-- Opening Marker --

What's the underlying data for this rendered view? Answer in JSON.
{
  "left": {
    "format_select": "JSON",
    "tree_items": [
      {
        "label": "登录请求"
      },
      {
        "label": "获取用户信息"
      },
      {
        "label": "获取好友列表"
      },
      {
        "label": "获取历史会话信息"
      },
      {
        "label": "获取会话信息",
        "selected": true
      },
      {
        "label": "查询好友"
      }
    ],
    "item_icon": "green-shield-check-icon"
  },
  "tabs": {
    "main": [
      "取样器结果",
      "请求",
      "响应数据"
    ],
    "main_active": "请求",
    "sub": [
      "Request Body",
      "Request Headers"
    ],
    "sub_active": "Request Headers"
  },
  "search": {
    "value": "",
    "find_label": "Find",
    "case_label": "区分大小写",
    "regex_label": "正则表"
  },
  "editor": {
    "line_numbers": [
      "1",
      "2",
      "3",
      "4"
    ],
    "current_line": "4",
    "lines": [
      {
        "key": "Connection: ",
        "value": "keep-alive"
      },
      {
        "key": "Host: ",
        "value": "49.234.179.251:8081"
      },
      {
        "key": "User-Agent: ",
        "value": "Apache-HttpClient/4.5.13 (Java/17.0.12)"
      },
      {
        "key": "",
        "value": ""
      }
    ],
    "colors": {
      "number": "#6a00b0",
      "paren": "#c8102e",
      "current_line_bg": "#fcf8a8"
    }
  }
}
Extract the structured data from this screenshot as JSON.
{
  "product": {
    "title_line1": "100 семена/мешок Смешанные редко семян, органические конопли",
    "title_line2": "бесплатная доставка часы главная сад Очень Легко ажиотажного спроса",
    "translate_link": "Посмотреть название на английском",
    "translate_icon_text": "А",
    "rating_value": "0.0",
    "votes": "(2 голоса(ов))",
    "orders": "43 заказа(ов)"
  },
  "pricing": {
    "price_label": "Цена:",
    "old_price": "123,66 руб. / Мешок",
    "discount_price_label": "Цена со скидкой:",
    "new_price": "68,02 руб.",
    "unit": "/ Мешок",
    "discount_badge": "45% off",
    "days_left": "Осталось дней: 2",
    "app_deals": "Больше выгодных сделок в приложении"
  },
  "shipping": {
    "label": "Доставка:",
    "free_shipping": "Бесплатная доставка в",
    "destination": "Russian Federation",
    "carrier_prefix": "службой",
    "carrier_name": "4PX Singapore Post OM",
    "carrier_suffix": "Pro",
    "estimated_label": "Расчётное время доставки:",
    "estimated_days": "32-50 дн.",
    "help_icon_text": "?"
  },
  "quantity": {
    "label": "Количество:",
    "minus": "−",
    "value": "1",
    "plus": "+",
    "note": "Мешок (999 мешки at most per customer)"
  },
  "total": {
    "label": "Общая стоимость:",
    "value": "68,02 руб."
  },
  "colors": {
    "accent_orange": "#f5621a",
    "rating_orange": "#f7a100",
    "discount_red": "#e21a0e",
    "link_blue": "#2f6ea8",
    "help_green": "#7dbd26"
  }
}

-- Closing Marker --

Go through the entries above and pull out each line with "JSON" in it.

What's the underlying data for this rendered view? Answer in JSON.
    "format_select": "JSON",
Extract the structured data from this screenshot as JSON.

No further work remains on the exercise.